▶ _Problem statement_
Give the records again in full, exactly as they appear.

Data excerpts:

----

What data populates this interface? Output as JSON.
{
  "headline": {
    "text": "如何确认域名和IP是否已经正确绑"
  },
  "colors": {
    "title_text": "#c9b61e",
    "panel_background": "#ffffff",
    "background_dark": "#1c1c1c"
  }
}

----

▶ _Expected output_
What data populates this interface? Output as JSON.
{
  "headline": {
    "text": "如何确认域名和IP是否已经正确绑"
  },
  "colors": {
    "title_text": "#c9b61e",
    "panel_background": "#ffffff",
    "background_dark": "#1c1c1c"
  }
}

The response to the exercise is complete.